DATASET EXTRACT below:

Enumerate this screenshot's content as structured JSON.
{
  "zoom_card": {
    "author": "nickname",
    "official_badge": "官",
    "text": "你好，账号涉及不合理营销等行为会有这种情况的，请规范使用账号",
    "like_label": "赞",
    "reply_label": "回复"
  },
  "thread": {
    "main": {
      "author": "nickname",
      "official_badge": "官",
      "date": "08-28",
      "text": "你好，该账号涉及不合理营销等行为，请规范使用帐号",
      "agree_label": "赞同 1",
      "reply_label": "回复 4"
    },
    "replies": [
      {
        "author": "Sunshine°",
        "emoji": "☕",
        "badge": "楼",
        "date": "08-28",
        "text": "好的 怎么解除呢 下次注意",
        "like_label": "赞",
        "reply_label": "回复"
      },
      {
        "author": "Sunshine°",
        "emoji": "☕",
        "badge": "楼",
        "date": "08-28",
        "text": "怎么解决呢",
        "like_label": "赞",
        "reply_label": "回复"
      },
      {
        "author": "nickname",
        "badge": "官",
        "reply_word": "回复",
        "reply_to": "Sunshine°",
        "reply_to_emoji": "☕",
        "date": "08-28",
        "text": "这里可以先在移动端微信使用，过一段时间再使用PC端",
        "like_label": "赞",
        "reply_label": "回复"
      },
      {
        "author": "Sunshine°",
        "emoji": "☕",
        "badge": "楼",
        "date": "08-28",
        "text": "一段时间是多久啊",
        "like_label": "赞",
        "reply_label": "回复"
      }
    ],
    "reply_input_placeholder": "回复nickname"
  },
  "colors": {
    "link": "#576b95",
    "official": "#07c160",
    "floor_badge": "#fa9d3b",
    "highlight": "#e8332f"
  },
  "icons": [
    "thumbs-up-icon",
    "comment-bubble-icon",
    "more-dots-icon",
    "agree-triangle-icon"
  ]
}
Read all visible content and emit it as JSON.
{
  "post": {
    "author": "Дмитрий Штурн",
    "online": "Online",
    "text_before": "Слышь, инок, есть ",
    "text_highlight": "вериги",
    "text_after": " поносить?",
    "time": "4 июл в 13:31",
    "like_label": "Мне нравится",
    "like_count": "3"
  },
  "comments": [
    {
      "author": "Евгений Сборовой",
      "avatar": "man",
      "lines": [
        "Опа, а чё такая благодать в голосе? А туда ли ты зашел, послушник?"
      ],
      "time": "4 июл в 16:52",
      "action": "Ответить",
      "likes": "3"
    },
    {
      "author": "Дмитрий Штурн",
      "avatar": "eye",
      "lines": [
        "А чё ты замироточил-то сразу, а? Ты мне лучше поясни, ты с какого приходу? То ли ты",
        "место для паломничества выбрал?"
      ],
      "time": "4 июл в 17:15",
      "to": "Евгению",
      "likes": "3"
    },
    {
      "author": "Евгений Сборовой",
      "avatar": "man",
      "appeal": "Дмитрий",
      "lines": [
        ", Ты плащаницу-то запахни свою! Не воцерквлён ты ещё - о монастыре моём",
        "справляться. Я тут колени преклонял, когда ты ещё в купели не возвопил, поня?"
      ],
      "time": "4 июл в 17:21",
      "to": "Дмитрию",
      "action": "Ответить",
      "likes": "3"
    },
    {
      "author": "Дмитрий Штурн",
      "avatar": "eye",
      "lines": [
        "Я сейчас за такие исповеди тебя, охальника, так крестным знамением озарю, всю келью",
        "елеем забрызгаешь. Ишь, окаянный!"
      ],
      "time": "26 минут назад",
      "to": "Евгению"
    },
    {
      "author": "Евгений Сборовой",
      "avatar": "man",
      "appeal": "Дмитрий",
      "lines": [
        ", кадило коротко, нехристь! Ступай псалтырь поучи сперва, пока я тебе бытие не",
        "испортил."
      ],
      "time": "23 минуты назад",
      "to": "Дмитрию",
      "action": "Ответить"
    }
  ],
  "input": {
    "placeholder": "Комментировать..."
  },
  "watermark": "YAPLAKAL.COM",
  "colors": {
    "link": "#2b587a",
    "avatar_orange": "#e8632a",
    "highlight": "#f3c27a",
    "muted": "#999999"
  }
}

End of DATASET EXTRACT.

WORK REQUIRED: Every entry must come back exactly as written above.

RESPONSE BELOW:
Enumerate this screenshot's content as structured JSON.
{
  "zoom_card": {
    "author": "nickname",
    "official_badge": "官",
    "text": "你好，账号涉及不合理营销等行为会有这种情况的，请规范使用账号",
    "like_label": "赞",
    "reply_label": "回复"
  },
  "thread": {
    "main": {
      "author": "nickname",
      "official_badge": "官",
      "date": "08-28",
      "text": "你好，该账号涉及不合理营销等行为，请规范使用帐号",
      "agree_label": "赞同 1",
      "reply_label": "回复 4"
    },
    "replies": [
      {
        "author": "Sunshine°",
        "emoji": "☕",
        "badge": "楼",
        "date": "08-28",
        "text": "好的 怎么解除呢 下次注意",
        "like_label": "赞",
        "reply_label": "回复"
      },
      {
        "author": "Sunshine°",
        "emoji": "☕",
        "badge": "楼",
        "date": "08-28",
        "text": "怎么解决呢",
        "like_label": "赞",
        "reply_label": "回复"
      },
      {
        "author": "nickname",
        "badge": "官",
        "reply_word": "回复",
        "reply_to": "Sunshine°",
        "reply_to_emoji": "☕",
        "date": "08-28",
        "text": "这里可以先在移动端微信使用，过一段时间再使用PC端",
        "like_label": "赞",
        "reply_label": "回复"
      },
      {
        "author": "Sunshine°",
        "emoji": "☕",
        "badge": "楼",
        "date": "08-28",
        "text": "一段时间是多久啊",
        "like_label": "赞",
        "reply_label": "回复"
      }
    ],
    "reply_input_placeholder": "回复nickname"
  },
  "colors": {
    "link": "#576b95",
    "official": "#07c160",
    "floor_badge": "#fa9d3b",
    "highlight": "#e8332f"
  },
  "icons": [
    "thumbs-up-icon",
    "comment-bubble-icon",
    "more-dots-icon",
    "agree-triangle-icon"
  ]
}
Read all visible content and emit it as JSON.
{
  "post": {
    "author": "Дмитрий Штурн",
    "online": "Online",
    "text_before": "Слышь, инок, есть ",
    "text_highlight": "вериги",
    "text_after": " поносить?",
    "time": "4 июл в 13:31",
    "like_label": "Мне нравится",
    "like_count": "3"
  },
  "comments": [
    {
      "author": "Евгений Сборовой",
      "avatar": "man",
      "lines": [
        "Опа, а чё такая благодать в голосе? А туда ли ты зашел, послушник?"
      ],
      "time": "4 июл в 16:52",
      "action": "Ответить",
      "likes": "3"
    },
    {
      "author": "Дмитрий Штурн",
      "avatar": "eye",
      "lines": [
        "А чё ты замироточил-то сразу, а? Ты мне лучше поясни, ты с какого приходу? То ли ты",
        "место для паломничества выбрал?"
      ],
      "time": "4 июл в 17:15",
      "to": "Евгению",
      "likes": "3"
    },
    {
      "author": "Евгений Сборовой",
      "avatar": "man",
      "appeal": "Дмитрий",
      "lines": [
        ", Ты плащаницу-то запахни свою! Не воцерквлён ты ещё - о монастыре моём",
        "справляться. Я тут колени преклонял, когда ты ещё в купели не возвопил, поня?"
      ],
      "time": "4 июл в 17:21",
      "to": "Дмитрию",
      "action": "Ответить",
      "likes": "3"
    },
    {
      "author": "Дмитрий Штурн",
      "avatar": "eye",
      "lines": [
        "Я сейчас за такие исповеди тебя, охальника, так крестным знамением озарю, всю келью",
        "елеем забрызгаешь. Ишь, окаянный!"
      ],
      "time": "26 минут назад",
      "to": "Евгению"
    },
    {
      "author": "Евгений Сборовой",
      "avatar": "man",
      "appeal": "Дмитрий",
      "lines": [
        ", кадило коротко, нехристь! Ступай псалтырь поучи сперва, пока я тебе бытие не",
        "испортил."
      ],
      "time": "23 минуты назад",
      "to": "Дмитрию",
      "action": "Ответить"
    }
  ],
  "input": {
    "placeholder": "Комментировать..."
  },
  "watermark": "YAPLAKAL.COM",
  "colors": {
    "link": "#2b587a",
    "avatar_orange": "#e8632a",
    "highlight": "#f3c27a",
    "muted": "#999999"
  }
}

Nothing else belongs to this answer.